Messrs. Cowan and Kessler had the temerity to suggest that the average American voter might not be as liberal as the New Yorkers who chose Mayor-elect Bill de Blasio or the Massachusetts voters who fell for Senator Elizabeth Warren. They argued that economic populism of the redistributionist kind was a political loser in most of America.
The authors were also guilty of acknowledging research from the Congressional Budget Office showing that Social Security is going broke. Progressives believe it’s high treason to admit the undeniable fact that such entitlements are paying out more in benefits than they collect in taxes. If left unchecked, such candor might motivate politicians to consider reform, and the last thing the left wants is a debate over the limits of the welfare state.
But the progressives didn’t try to rebut the op-ed’s arguments. Instead they set out to silence Third Way, intimidate Democratic politicians and donors into disavowing the group, and discredit the think tank on grounds that—gasp!—some of its supporters work at financial companies.
Senator Warren made her contribution to the new progressive orthodoxy by sending a letter to six large banks demanding that they disclose donations to think tanks. “If the information provided by think tanks is little more than another form of corporate lobbying, then policymakers and the public should be aware of the difference,” wrote the Member of the Banking Committee that oversees banks.

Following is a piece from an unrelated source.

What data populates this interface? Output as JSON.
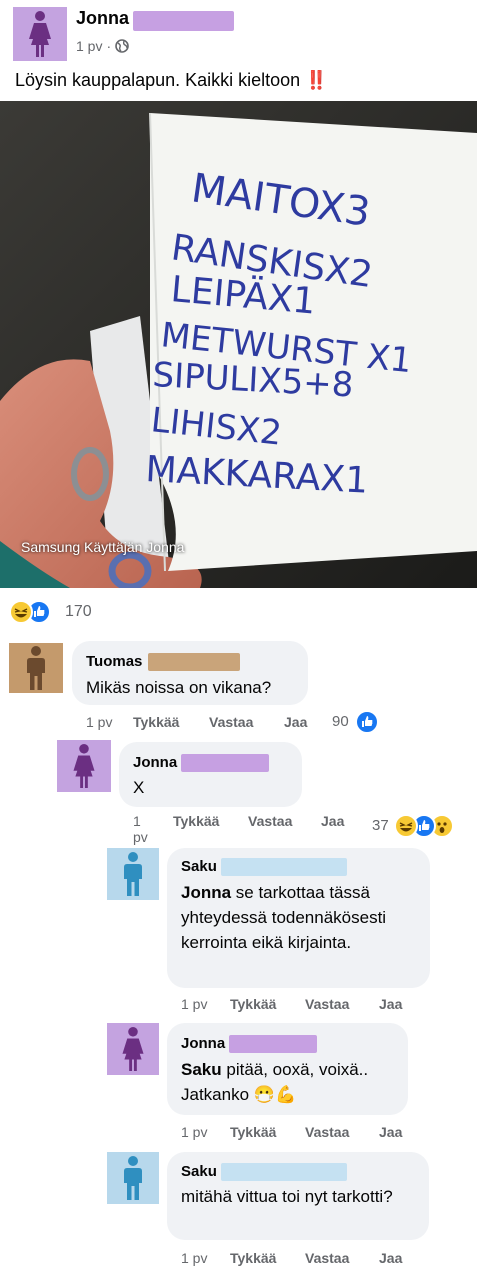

Ms. Warren, who was well paid as a lawyer for business clients even as she pursued her liberal political causes at Harvard, seems to think that every think tank is merely a mouthpiece for donors. Heaven forbid Messrs. Cowan and Kessler might believe what they write.

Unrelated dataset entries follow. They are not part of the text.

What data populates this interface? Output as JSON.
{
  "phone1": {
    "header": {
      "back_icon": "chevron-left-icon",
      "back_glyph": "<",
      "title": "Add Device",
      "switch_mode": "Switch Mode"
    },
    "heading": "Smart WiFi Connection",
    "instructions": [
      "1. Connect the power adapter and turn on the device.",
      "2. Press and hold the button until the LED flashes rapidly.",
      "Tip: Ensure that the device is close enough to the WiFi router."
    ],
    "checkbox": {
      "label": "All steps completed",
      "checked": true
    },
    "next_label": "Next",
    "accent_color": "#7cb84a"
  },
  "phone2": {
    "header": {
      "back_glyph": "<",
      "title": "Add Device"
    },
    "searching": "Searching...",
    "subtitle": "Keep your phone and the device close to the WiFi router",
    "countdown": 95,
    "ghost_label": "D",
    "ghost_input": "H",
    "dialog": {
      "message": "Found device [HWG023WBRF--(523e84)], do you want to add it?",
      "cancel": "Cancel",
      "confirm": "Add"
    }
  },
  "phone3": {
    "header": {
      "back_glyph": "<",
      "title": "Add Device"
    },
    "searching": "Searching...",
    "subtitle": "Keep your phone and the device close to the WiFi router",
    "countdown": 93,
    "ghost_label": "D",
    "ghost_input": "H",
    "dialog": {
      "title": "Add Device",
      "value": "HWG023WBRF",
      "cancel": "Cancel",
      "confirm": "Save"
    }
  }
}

Elizabeth Warren is an unreconstructed Stalinist. Not content with committing “spiritual genocide” against Native Americans, she would line every American capitalist up against the wall and shoot them. (Without benefit of a last cigarette.)
The Democratic party’s further shift to the left is worrisome to some of the party’s more moderate members, such as Morning Joe contributor Steve Rattner. A former member of the Obama administration’s task force to address the auto-industry crisis, Rattner joined Joe Scarborough in pushing back against Howard Dean, who argued that a more left-leaning party is not a problem.

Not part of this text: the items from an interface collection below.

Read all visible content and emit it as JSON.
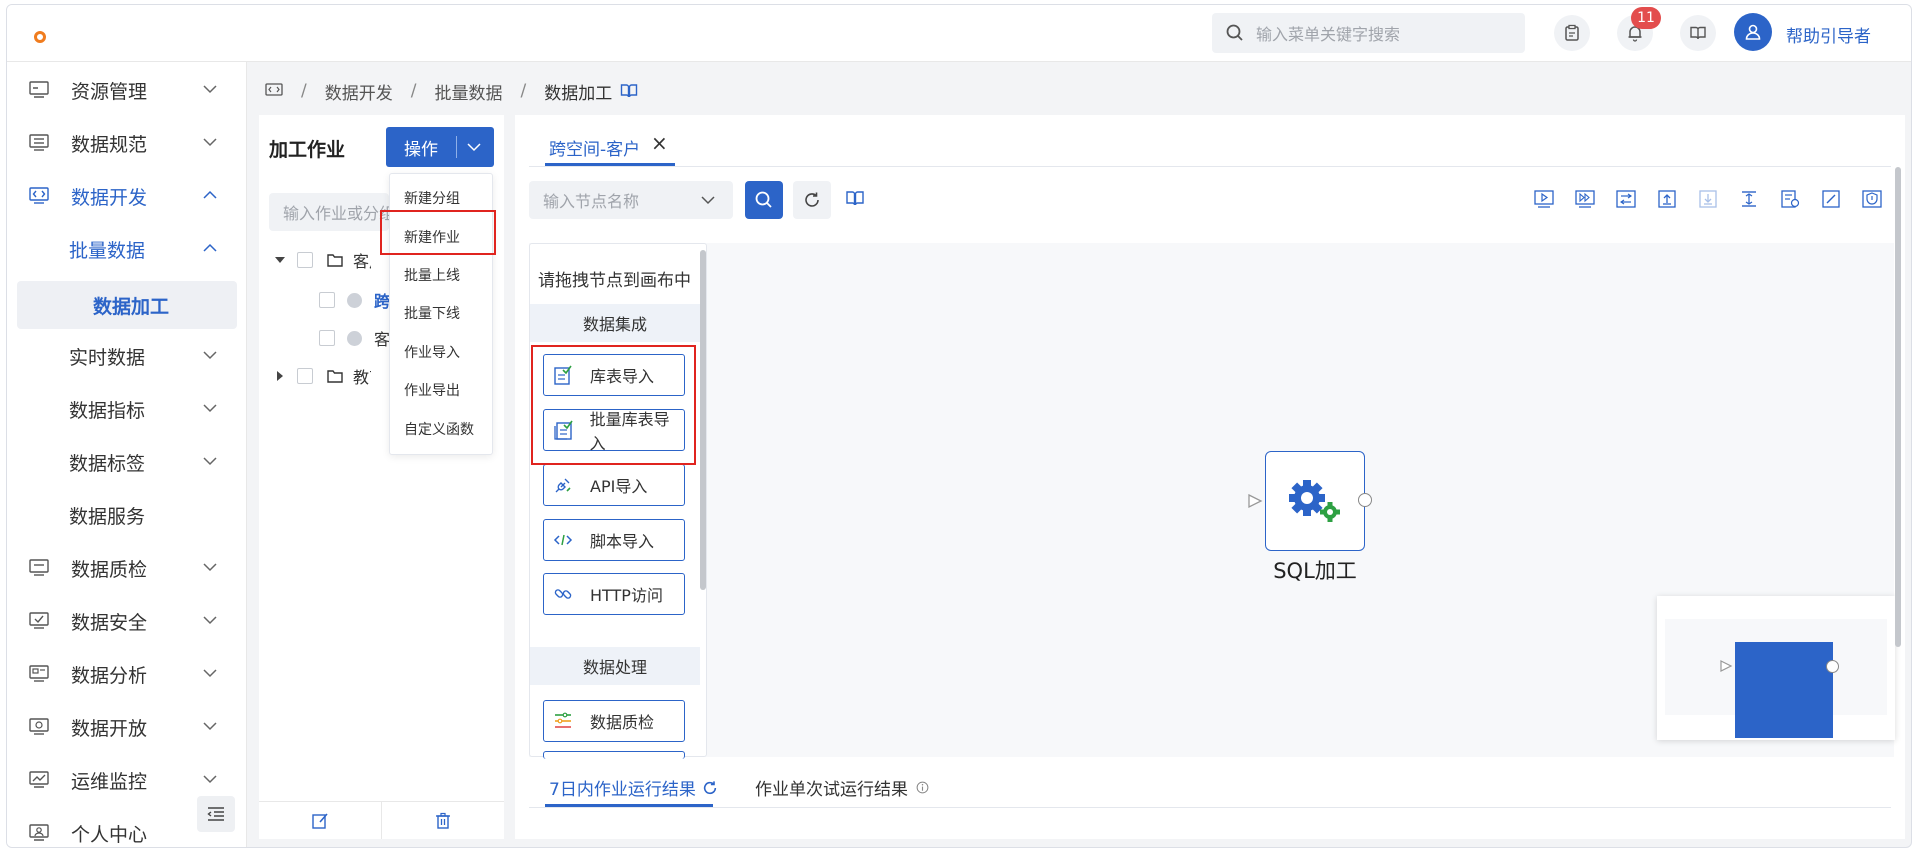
{
  "topbar": {
    "search_placeholder": "输入菜单关键字搜索",
    "notification_count": "11",
    "username": "帮助引导者"
  },
  "sidebar": {
    "items": [
      {
        "label": "资源管理",
        "icon": "server-icon"
      },
      {
        "label": "数据规范",
        "icon": "database-icon"
      },
      {
        "label": "数据开发",
        "icon": "code-icon"
      },
      {
        "label": "批量数据"
      },
      {
        "label": "数据加工"
      },
      {
        "label": "实时数据"
      },
      {
        "label": "数据指标"
      },
      {
        "label": "数据标签"
      },
      {
        "label": "数据服务"
      },
      {
        "label": "数据质检",
        "icon": "monitor-icon"
      },
      {
        "label": "数据安全",
        "icon": "shield-check-icon"
      },
      {
        "label": "数据分析",
        "icon": "chart-screen-icon"
      },
      {
        "label": "数据开放",
        "icon": "share-screen-icon"
      },
      {
        "label": "运维监控",
        "icon": "line-chart-icon"
      },
      {
        "label": "个人中心",
        "icon": "user-card-icon"
      }
    ]
  },
  "breadcrumb": {
    "items": [
      "数据开发",
      "批量数据",
      "数据加工"
    ]
  },
  "job_panel": {
    "title": "加工作业",
    "operate_label": "操作",
    "search_placeholder": "输入作业或分组",
    "tree": [
      {
        "label": "客户"
      },
      {
        "label": "跨空间-客户"
      },
      {
        "label": "客户"
      },
      {
        "label": "教育"
      }
    ]
  },
  "operate_menu": {
    "items": [
      "新建分组",
      "新建作业",
      "批量上线",
      "批量下线",
      "作业导入",
      "作业导出",
      "自定义函数"
    ]
  },
  "workspace": {
    "active_tab": "跨空间-客户",
    "node_placeholder": "输入节点名称",
    "palette": {
      "hint": "请拖拽节点到画布中",
      "section1": "数据集成",
      "buttons1": [
        "库表导入",
        "批量库表导入",
        "API导入",
        "脚本导入",
        "HTTP访问"
      ],
      "section2": "数据处理",
      "buttons2": [
        "数据质检"
      ]
    },
    "node_label": "SQL加工",
    "bottom_tabs": [
      "7日内作业运行结果",
      "作业单次试运行结果"
    ]
  },
  "colors": {
    "accent": "#2c64c8",
    "highlight": "#e0241f",
    "badge": "#e34d4d"
  }
}
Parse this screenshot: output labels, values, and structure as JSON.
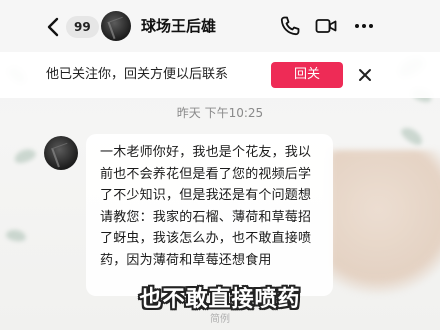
{
  "header": {
    "unread_count": "99",
    "contact_name": "球场王后雄",
    "icons": {
      "back": "chevron-left-icon",
      "call": "phone-icon",
      "video": "video-camera-icon",
      "more": "more-horizontal-icon"
    }
  },
  "follow_banner": {
    "text": "他已关注你，回关方便以后联系",
    "button_label": "回关",
    "close_icon": "close-icon",
    "button_color": "#ee2b56"
  },
  "chat": {
    "timestamp": "昨天 下午10:25",
    "messages": [
      {
        "sender": "contact",
        "text": "一木老师你好，我也是个花友，我以前也不会养花但是看了您的视频后学了不少知识，但是我还是有个问题想请教您：我家的石榴、薄荷和草莓招了蚜虫，我该怎么办，也不敢直接喷药，因为薄荷和草莓还想食用"
      }
    ]
  },
  "subtitle": "也不敢直接喷药",
  "bottom_hint": "简例"
}
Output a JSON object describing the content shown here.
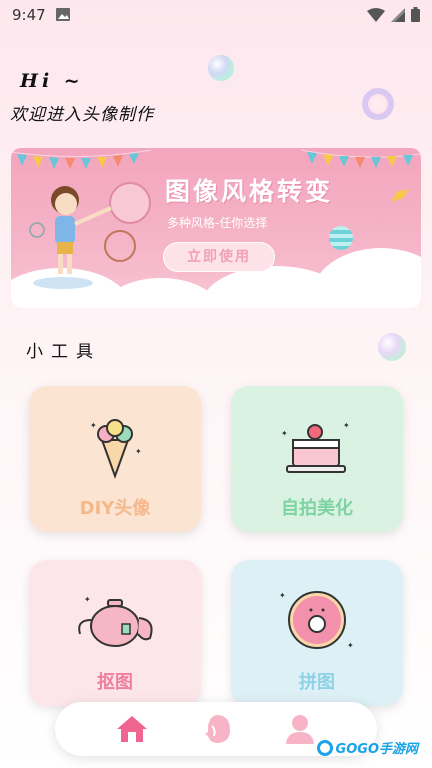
{
  "status_bar": {
    "time": "9:47"
  },
  "greeting": {
    "hi": "Hi ~",
    "welcome": "欢迎进入头像制作"
  },
  "banner": {
    "title": "图像风格转变",
    "subtitle": "多种风格-任你选择",
    "button_label": "立即使用"
  },
  "tools": {
    "section_title": "小工具",
    "items": [
      {
        "label": "DIY头像",
        "bg": "#fbe4d2",
        "color": "#f5b88b",
        "icon": "ice-cream-icon"
      },
      {
        "label": "自拍美化",
        "bg": "#d9f2e2",
        "color": "#7fd3a2",
        "icon": "cake-icon"
      },
      {
        "label": "抠图",
        "bg": "#fde6ea",
        "color": "#ef7f9a",
        "icon": "teapot-icon"
      },
      {
        "label": "拼图",
        "bg": "#ddf0f6",
        "color": "#8fd1e6",
        "icon": "donut-icon"
      }
    ]
  },
  "bottom_nav": {
    "items": [
      {
        "icon": "home-icon",
        "active": true
      },
      {
        "icon": "face-icon",
        "active": false
      },
      {
        "icon": "profile-icon",
        "active": false
      }
    ],
    "active_color": "#f0658f",
    "inactive_color": "#f6b4c6"
  },
  "watermark": {
    "text": "GOGO手游网"
  }
}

“As a centrist Democrat, I am scared about the progressive wing of my party — I’m scared,” Rattner interjected.
REP. BOB GOODLATTE (R-VA): Professor Turley, the constitution, the system of separated powers is not simply about stopping one branch of government from usurping another. It’s about protecting the liberty of Americans from the dangers of concentrated government power. How does the president’s unilateral modification of act of Congress affect both the balance of power between the political branches and the liberty interests of the American people?
JONATHAN TURLEY: Thank you, Mr. Chairman. The danger is quite severe. The problem with what the president is doing is that he’s not simply posing a danger to the constitutional system. He’s becoming the very danger the Constitution was designed to avoid. That is the concentration of power in every single branch.
[W]e have had the radical expansion of presidential powers under both President Bush and President Obama. We have what many once called an imperial presidency model of largely unchecked authority. And with that trend we also have the continued rise of this fourth branch. We have agencies that are quite large that issue regulations.
I’ve asked this before: do you think these people are going to go quietly? That they will respect the outcomes of elections in 2014 and 2016? Increasingly, I don’t.
“You’re attributing to Obama not only good intentions but good actions around Afghanistan and Iraq. Actually he’s not acting well. He’s acting like any imperial leader would act,” Ayers told his interviewer in a new Chicago Magazine story, published online Tuesday.